Even before you’ve heard a single note of Free Palestine by the composer and instrumentalist John King (b. 1953), the work may well have made an impact for its title alone: a seeming reference to one of the more daunting, divisive sociopolitical conditions in modern global history.
For King—who became politically active during his late teenage years in Minneapolis during the Vietnam War era, participating in labor actions and protests, and later wrote music inspired by the anti-apartheid movement in South Africa—the question of Palestine has been an issue of particular interest. It follows, then, that Free Palestine, a unified sequence of relatively brief string quartet pieces composed from May 2013 to August 2014, is to some extent politically motivated.
Crucially, though, the work—wholly instrumental and essentially abstract in nature—does not convey a specific agenda. It is neither overt protest, nor a rallying cry. Instead, what Free Palestine ultimately represents is a kind of personal idealism, expressed in the action of a North American composer in the twenty-first century negotiating a new personal relationship with traditional Arabic music: experimenting with melodic modes (maqam’at) and rhythmic cycles (iqa’at), and transforming those elements for conventional Western instruments—personalizing the music, in a very real sense, in order to embed it within his own cultural milieu.

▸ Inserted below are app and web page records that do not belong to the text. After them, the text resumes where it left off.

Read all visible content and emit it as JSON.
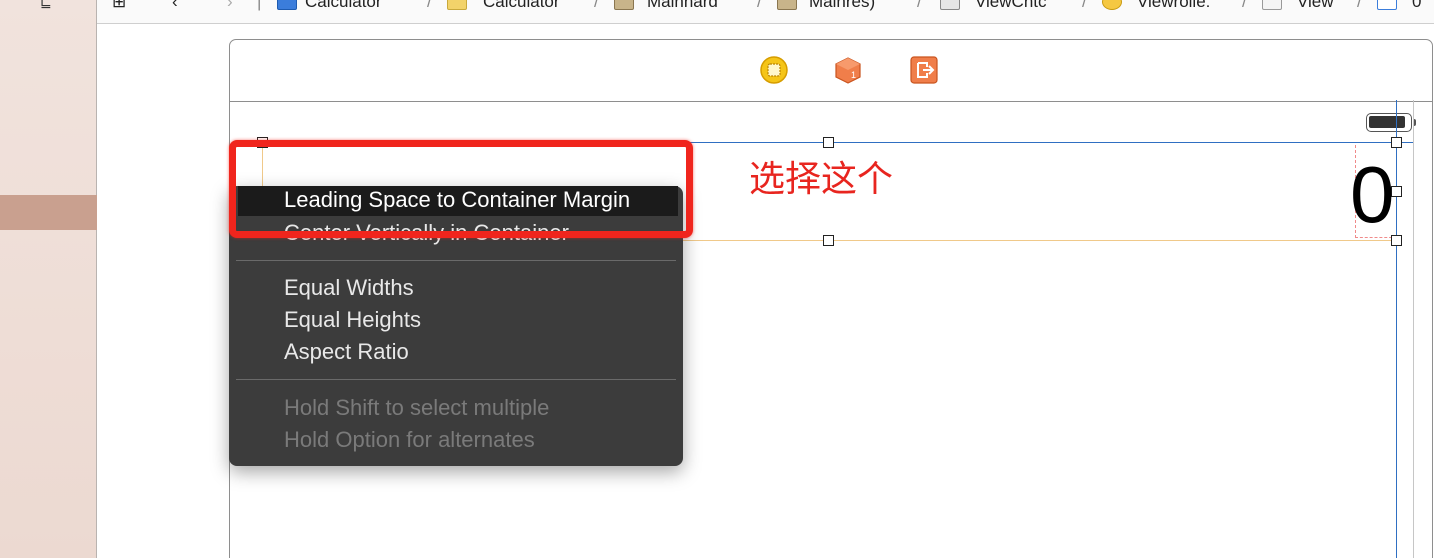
{
  "jumpbar": {
    "items": [
      {
        "label": "Calculator",
        "icon": "project-icon"
      },
      {
        "label": "Calculator",
        "icon": "folder-icon"
      },
      {
        "label": "Mainhard",
        "icon": "storyboard-icon"
      },
      {
        "label": "Mainres)",
        "icon": "storyboard-icon"
      },
      {
        "label": "ViewCntc",
        "icon": "scene-icon"
      },
      {
        "label": "Viewrolle:",
        "icon": "viewcontroller-icon"
      },
      {
        "label": "View",
        "icon": "view-icon"
      },
      {
        "label": "0",
        "icon": "label-icon"
      }
    ]
  },
  "annotation": {
    "text": "选择这个"
  },
  "canvas": {
    "label_text": "0"
  },
  "menu": {
    "items_top": [
      {
        "label": "Leading Space to Container Margin",
        "highlighted": true
      },
      {
        "label": "Center Vertically in Container",
        "highlighted": false
      }
    ],
    "items_mid": [
      "Equal Widths",
      "Equal Heights",
      "Aspect Ratio"
    ],
    "hints": [
      "Hold Shift to select multiple",
      "Hold Option for alternates"
    ]
  },
  "colors": {
    "annotation": "#e8251f",
    "menu_bg": "#3c3c3c",
    "guide": "#2f6fc2"
  }
}
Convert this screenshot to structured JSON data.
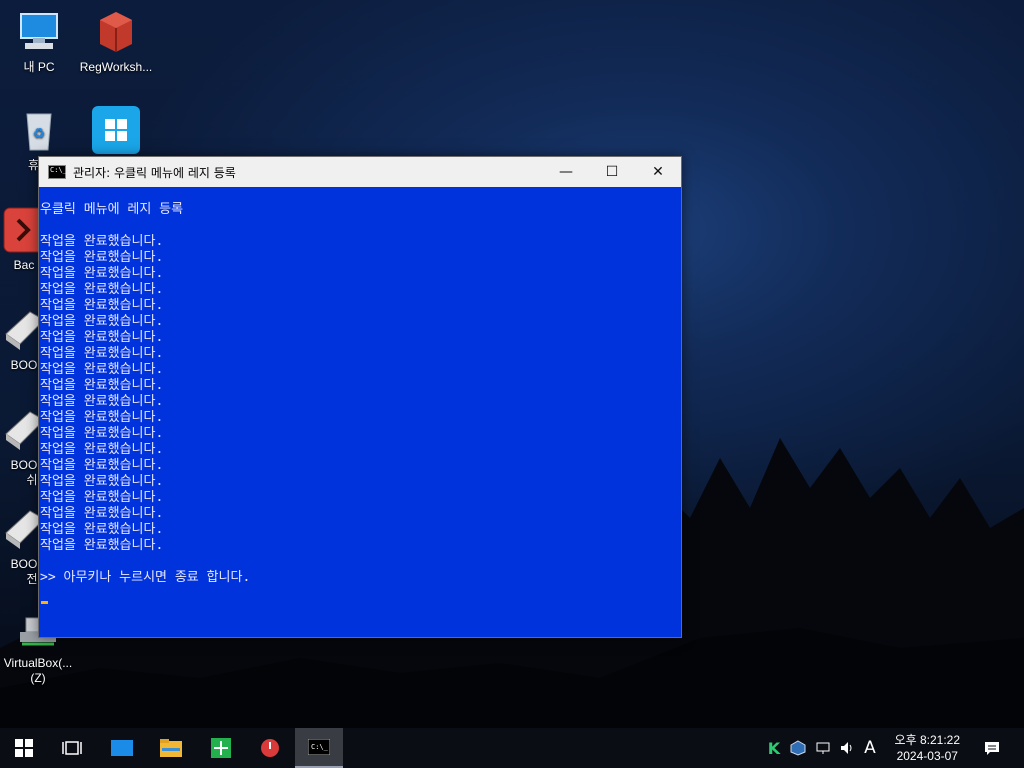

The work’s lesson is not a blunt statement urging some particular form of action, but rather a simple acknowledgement of the invisible strands binding us in common humanity and intrinsic dignity, couched in a musical idiom invented not just to accommodate that commonality but to celebrate it.